• SUPPLIED MATERIAL:
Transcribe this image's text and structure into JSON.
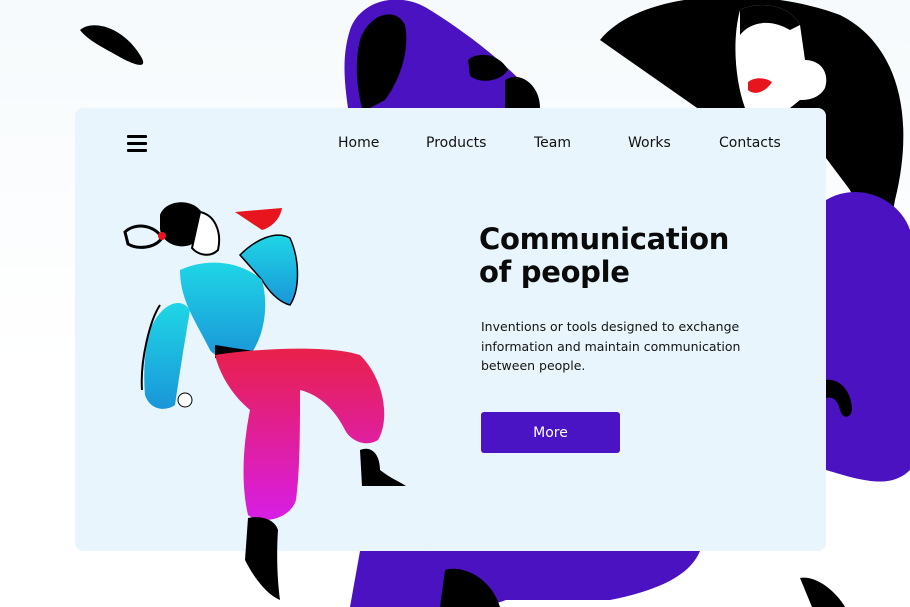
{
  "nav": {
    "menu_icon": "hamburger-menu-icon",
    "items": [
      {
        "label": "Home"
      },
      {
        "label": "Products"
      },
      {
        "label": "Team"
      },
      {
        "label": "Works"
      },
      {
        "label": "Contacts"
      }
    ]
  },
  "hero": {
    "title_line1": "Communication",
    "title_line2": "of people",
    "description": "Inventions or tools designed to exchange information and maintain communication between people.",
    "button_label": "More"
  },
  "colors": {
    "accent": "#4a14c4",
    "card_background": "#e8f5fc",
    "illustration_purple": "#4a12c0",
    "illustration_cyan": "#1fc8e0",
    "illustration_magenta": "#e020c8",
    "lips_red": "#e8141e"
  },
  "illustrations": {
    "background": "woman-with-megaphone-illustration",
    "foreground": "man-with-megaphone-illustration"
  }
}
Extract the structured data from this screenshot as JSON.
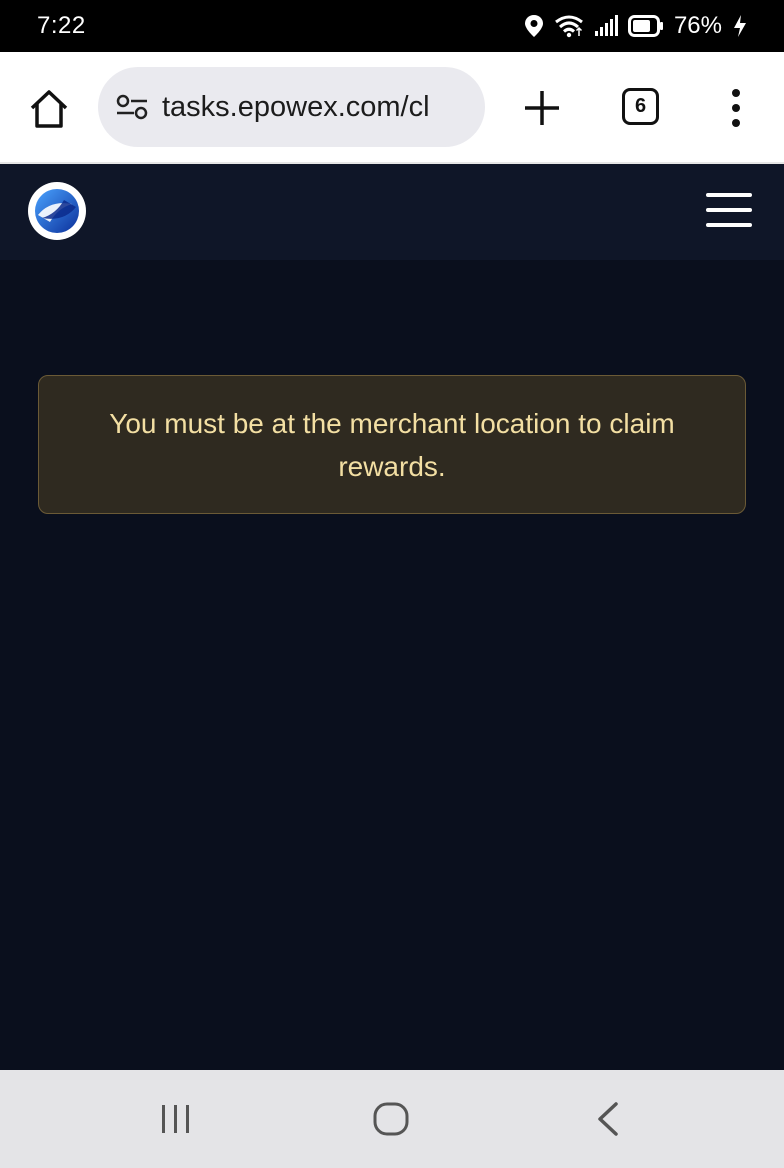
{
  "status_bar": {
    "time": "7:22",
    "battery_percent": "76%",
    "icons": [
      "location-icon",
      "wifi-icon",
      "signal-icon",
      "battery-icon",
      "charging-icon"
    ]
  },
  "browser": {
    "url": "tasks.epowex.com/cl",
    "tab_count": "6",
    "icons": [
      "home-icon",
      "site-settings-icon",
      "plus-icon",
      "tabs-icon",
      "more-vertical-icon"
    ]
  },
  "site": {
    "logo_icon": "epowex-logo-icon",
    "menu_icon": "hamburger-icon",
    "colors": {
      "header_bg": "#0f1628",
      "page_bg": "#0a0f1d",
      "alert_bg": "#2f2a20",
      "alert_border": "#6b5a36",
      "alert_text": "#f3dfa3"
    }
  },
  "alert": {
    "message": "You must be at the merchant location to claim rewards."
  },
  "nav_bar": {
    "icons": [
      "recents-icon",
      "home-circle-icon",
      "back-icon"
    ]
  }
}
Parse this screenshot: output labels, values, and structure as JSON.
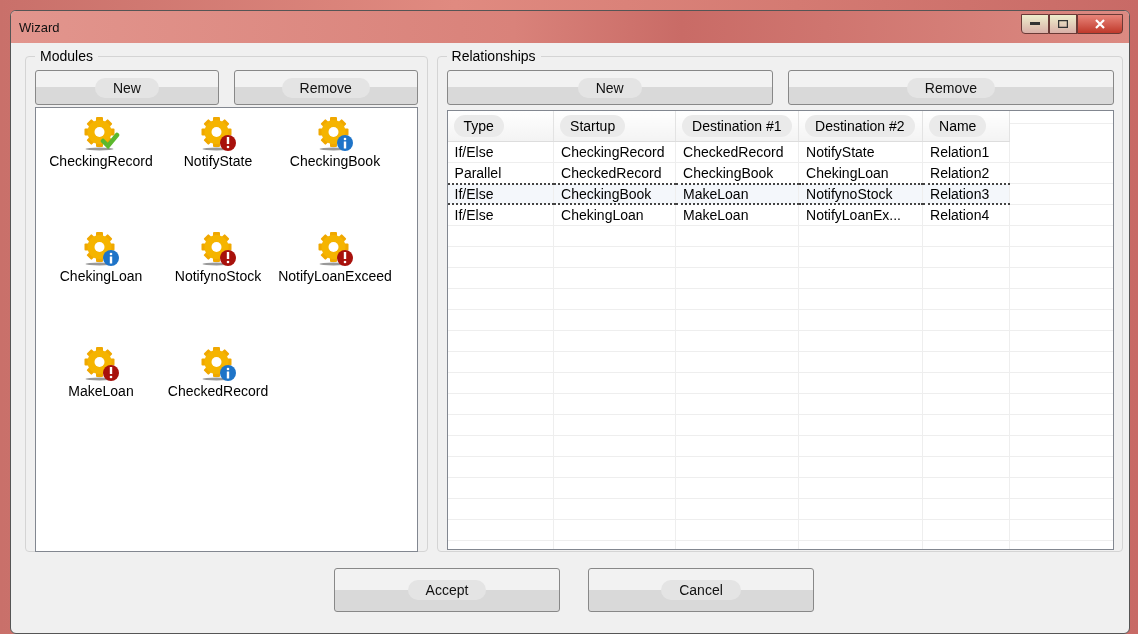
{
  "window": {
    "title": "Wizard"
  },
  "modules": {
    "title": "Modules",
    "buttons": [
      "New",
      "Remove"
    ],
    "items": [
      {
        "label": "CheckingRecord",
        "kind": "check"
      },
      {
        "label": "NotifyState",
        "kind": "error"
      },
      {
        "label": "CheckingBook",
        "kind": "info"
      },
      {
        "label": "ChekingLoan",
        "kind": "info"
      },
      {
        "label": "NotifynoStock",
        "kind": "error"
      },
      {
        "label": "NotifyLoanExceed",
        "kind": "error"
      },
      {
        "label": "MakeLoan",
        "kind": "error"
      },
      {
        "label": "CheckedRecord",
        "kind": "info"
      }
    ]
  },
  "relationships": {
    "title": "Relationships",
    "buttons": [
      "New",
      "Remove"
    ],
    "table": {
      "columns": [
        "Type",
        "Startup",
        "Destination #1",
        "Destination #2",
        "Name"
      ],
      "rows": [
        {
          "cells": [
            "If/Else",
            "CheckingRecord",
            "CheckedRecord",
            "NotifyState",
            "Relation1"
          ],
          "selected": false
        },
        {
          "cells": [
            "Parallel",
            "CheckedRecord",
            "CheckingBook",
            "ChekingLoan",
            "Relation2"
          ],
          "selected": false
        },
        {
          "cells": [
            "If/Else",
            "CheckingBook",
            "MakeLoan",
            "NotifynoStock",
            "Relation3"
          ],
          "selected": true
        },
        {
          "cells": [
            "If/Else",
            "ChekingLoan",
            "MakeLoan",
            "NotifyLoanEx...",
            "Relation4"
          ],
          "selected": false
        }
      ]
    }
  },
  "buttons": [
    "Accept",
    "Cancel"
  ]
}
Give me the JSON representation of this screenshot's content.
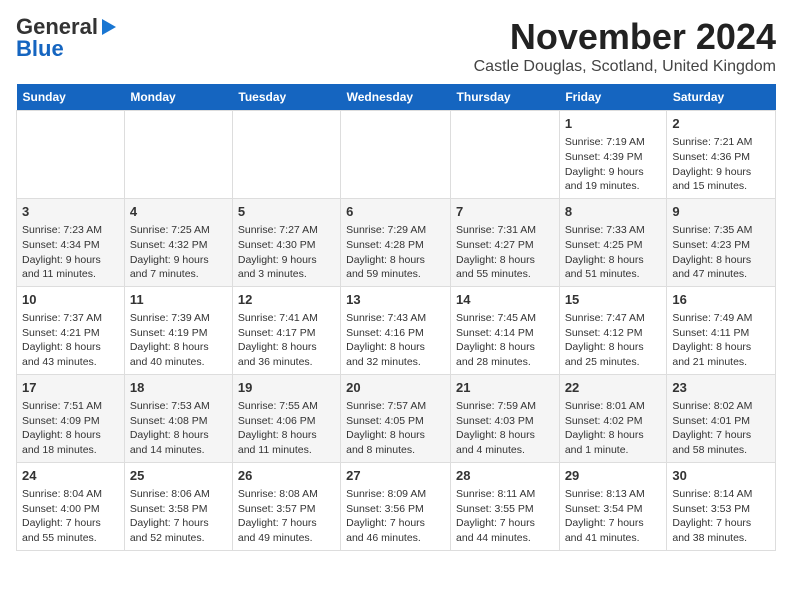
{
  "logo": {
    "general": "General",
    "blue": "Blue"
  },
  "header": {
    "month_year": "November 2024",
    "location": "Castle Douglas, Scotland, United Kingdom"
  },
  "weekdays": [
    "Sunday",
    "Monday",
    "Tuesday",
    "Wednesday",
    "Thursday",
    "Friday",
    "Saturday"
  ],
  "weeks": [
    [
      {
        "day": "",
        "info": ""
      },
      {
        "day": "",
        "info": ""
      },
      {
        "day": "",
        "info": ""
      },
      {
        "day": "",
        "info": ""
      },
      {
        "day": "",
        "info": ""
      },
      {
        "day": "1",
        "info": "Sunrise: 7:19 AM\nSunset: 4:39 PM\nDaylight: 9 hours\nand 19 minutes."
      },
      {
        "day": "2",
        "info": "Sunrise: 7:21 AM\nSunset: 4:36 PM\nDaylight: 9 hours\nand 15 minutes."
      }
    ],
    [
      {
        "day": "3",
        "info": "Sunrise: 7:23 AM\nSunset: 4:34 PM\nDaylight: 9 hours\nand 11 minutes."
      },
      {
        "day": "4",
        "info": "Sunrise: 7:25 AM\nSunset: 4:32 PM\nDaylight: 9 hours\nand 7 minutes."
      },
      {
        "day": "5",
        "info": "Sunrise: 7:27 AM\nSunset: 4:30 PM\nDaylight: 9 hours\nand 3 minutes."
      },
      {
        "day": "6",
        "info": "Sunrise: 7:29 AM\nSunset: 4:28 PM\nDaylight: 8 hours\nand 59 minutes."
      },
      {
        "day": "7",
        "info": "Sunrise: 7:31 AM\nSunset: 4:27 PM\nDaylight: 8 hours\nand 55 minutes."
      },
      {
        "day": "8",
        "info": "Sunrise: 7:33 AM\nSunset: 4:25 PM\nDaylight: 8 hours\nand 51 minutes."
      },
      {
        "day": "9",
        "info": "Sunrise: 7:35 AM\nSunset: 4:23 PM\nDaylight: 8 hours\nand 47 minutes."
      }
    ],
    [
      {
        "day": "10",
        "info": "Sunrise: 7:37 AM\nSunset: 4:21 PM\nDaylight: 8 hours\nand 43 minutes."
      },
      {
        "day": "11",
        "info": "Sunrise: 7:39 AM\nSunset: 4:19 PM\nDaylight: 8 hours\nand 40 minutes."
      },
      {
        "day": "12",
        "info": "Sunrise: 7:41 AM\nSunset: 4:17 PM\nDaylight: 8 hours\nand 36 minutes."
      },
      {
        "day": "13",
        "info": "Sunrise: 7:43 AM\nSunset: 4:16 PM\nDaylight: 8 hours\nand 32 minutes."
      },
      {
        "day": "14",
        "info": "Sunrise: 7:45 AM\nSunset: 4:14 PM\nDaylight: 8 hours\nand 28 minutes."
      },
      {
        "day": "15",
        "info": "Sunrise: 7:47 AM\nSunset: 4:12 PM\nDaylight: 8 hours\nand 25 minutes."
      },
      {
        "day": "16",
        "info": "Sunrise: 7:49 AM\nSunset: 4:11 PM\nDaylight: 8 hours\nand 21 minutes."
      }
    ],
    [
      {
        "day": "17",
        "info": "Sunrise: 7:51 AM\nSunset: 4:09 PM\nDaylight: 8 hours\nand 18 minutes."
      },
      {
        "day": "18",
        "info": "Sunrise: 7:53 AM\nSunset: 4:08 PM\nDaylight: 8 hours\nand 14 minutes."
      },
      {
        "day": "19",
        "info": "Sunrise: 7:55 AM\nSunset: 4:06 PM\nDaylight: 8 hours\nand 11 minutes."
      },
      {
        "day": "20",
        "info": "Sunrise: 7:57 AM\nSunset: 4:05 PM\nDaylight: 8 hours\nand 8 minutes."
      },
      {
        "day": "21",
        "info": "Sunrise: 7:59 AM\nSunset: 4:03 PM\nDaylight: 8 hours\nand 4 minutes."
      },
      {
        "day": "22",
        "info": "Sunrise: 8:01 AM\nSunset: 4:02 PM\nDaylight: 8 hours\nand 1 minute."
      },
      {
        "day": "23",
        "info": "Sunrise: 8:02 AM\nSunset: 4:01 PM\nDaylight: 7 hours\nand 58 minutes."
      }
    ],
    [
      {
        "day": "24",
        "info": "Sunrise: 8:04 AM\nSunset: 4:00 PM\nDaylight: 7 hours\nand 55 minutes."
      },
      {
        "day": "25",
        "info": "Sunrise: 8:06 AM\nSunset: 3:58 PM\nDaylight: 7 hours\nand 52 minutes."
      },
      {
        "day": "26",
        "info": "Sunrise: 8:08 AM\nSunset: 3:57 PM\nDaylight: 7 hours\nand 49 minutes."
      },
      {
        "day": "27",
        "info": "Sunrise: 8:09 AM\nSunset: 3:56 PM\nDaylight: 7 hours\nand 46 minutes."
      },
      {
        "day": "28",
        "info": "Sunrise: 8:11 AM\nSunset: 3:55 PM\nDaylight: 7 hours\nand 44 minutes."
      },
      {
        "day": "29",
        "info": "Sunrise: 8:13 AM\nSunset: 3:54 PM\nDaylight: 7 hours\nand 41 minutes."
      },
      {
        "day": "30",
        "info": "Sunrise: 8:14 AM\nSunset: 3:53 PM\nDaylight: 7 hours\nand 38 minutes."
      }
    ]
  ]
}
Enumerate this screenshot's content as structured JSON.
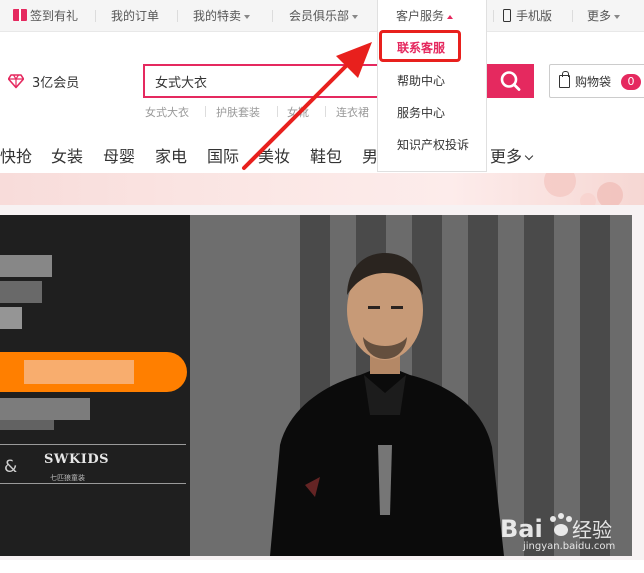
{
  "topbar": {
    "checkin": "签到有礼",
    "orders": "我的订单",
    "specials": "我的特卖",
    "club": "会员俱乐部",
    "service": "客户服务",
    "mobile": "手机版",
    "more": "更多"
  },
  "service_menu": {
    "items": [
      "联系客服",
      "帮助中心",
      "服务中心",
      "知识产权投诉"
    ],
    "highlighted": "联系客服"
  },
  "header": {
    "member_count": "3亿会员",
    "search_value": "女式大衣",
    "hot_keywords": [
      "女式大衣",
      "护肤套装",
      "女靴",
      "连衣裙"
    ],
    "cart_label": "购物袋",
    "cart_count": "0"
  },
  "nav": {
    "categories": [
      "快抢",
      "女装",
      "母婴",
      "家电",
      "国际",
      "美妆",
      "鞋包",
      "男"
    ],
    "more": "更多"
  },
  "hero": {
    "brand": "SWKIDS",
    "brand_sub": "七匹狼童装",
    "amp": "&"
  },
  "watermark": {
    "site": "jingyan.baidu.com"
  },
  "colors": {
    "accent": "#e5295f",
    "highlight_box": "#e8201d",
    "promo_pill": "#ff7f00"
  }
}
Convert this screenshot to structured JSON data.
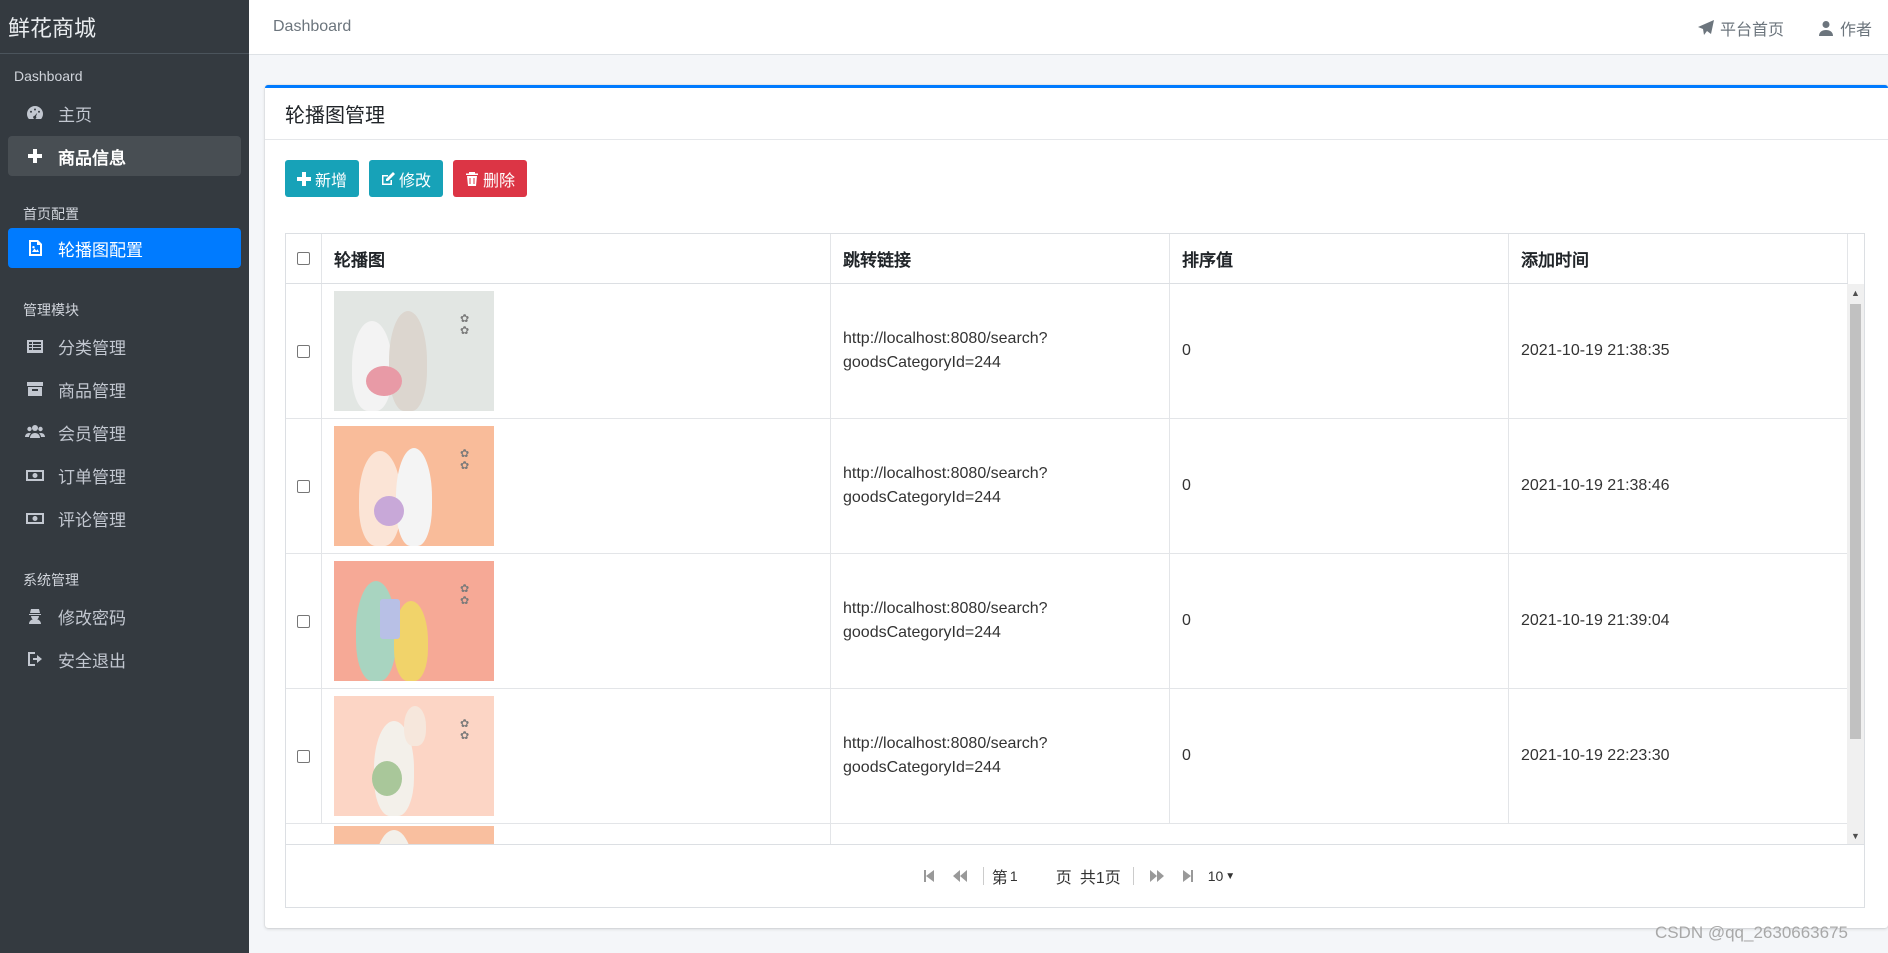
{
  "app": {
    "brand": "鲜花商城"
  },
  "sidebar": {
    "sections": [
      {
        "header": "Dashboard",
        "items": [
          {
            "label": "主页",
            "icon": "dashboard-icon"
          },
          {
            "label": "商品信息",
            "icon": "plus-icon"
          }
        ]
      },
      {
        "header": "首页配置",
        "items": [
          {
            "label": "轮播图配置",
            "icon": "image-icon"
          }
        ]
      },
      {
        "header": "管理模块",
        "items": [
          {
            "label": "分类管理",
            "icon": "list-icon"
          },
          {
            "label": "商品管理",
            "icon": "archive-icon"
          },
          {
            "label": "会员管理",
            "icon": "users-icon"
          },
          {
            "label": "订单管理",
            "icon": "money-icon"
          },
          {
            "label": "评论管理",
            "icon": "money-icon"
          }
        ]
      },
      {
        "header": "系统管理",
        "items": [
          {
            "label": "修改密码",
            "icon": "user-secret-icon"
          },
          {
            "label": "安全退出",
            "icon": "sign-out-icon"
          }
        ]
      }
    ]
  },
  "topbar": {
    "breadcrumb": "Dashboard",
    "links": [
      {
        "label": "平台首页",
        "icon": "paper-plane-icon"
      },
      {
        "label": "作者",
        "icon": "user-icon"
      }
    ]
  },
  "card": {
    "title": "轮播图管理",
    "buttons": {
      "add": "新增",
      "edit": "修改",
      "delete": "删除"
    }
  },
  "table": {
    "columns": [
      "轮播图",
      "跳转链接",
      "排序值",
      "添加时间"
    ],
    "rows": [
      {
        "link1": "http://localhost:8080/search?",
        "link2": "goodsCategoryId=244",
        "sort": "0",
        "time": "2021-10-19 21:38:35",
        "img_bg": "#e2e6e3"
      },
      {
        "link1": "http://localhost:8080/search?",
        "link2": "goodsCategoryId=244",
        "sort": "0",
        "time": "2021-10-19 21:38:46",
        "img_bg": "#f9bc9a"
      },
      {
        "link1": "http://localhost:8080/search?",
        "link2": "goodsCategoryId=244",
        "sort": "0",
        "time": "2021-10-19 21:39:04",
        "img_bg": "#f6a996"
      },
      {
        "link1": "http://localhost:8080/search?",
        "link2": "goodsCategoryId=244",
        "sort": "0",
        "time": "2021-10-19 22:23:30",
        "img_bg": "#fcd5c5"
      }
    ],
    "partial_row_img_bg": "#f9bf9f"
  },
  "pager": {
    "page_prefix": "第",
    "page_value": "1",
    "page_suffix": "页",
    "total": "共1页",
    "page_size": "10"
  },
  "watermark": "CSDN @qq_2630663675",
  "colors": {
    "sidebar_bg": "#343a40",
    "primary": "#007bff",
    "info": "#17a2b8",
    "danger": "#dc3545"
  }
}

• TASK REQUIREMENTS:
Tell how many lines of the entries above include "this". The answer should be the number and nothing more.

• ANSWER FOR THE TASK:
6